*** Opening of Raw data ***

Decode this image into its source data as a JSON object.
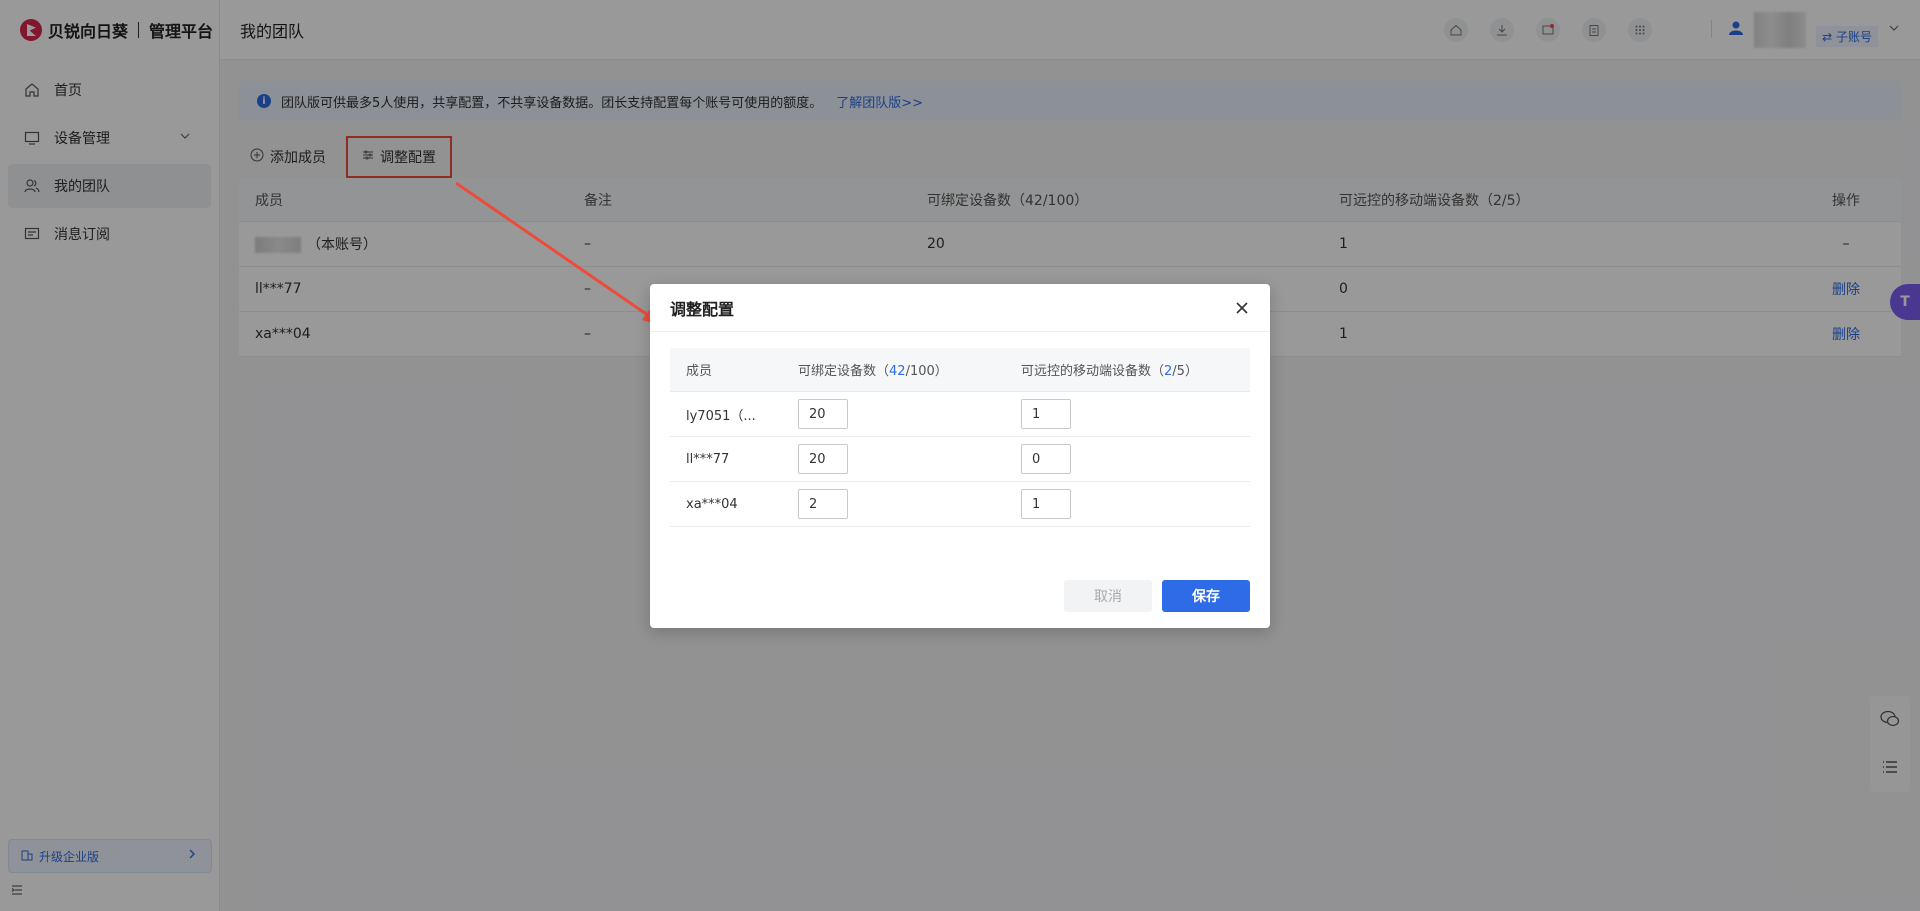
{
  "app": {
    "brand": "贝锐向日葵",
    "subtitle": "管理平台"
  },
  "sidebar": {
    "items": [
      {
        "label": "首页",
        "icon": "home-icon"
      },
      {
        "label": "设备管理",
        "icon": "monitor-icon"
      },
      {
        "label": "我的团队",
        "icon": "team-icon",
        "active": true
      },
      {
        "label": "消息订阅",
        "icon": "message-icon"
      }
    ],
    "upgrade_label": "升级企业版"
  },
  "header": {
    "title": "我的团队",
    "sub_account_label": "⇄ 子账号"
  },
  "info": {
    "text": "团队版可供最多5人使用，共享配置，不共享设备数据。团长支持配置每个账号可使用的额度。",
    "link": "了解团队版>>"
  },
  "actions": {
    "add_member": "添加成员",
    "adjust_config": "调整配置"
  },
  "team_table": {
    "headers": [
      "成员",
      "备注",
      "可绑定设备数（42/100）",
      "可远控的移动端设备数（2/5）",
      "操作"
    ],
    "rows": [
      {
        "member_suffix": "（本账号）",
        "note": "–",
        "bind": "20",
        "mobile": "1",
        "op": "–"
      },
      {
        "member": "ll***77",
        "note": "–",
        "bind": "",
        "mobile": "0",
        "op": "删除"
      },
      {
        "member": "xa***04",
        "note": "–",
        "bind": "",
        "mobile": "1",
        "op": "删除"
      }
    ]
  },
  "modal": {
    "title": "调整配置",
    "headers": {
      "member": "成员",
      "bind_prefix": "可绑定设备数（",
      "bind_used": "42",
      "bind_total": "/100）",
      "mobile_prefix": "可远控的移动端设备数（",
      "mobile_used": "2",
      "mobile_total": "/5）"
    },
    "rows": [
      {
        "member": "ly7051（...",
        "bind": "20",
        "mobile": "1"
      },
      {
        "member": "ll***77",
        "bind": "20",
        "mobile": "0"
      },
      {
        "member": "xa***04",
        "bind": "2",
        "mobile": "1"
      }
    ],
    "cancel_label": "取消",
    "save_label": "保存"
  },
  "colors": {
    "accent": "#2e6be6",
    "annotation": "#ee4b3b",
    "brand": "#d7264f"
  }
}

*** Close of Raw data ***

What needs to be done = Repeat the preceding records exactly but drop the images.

Finished task =
Decode this image into its source data as a JSON object.
{
  "app": {
    "brand": "贝锐向日葵",
    "subtitle": "管理平台"
  },
  "sidebar": {
    "items": [
      {
        "label": "首页",
        "icon": "home-icon"
      },
      {
        "label": "设备管理",
        "icon": "monitor-icon"
      },
      {
        "label": "我的团队",
        "icon": "team-icon",
        "active": true
      },
      {
        "label": "消息订阅",
        "icon": "message-icon"
      }
    ],
    "upgrade_label": "升级企业版"
  },
  "header": {
    "title": "我的团队",
    "sub_account_label": "⇄ 子账号"
  },
  "info": {
    "text": "团队版可供最多5人使用，共享配置，不共享设备数据。团长支持配置每个账号可使用的额度。",
    "link": "了解团队版>>"
  },
  "actions": {
    "add_member": "添加成员",
    "adjust_config": "调整配置"
  },
  "team_table": {
    "headers": [
      "成员",
      "备注",
      "可绑定设备数（42/100）",
      "可远控的移动端设备数（2/5）",
      "操作"
    ],
    "rows": [
      {
        "member_suffix": "（本账号）",
        "note": "–",
        "bind": "20",
        "mobile": "1",
        "op": "–"
      },
      {
        "member": "ll***77",
        "note": "–",
        "bind": "",
        "mobile": "0",
        "op": "删除"
      },
      {
        "member": "xa***04",
        "note": "–",
        "bind": "",
        "mobile": "1",
        "op": "删除"
      }
    ]
  },
  "modal": {
    "title": "调整配置",
    "headers": {
      "member": "成员",
      "bind_prefix": "可绑定设备数（",
      "bind_used": "42",
      "bind_total": "/100）",
      "mobile_prefix": "可远控的移动端设备数（",
      "mobile_used": "2",
      "mobile_total": "/5）"
    },
    "rows": [
      {
        "member": "ly7051（...",
        "bind": "20",
        "mobile": "1"
      },
      {
        "member": "ll***77",
        "bind": "20",
        "mobile": "0"
      },
      {
        "member": "xa***04",
        "bind": "2",
        "mobile": "1"
      }
    ],
    "cancel_label": "取消",
    "save_label": "保存"
  },
  "colors": {
    "accent": "#2e6be6",
    "annotation": "#ee4b3b",
    "brand": "#d7264f"
  }
}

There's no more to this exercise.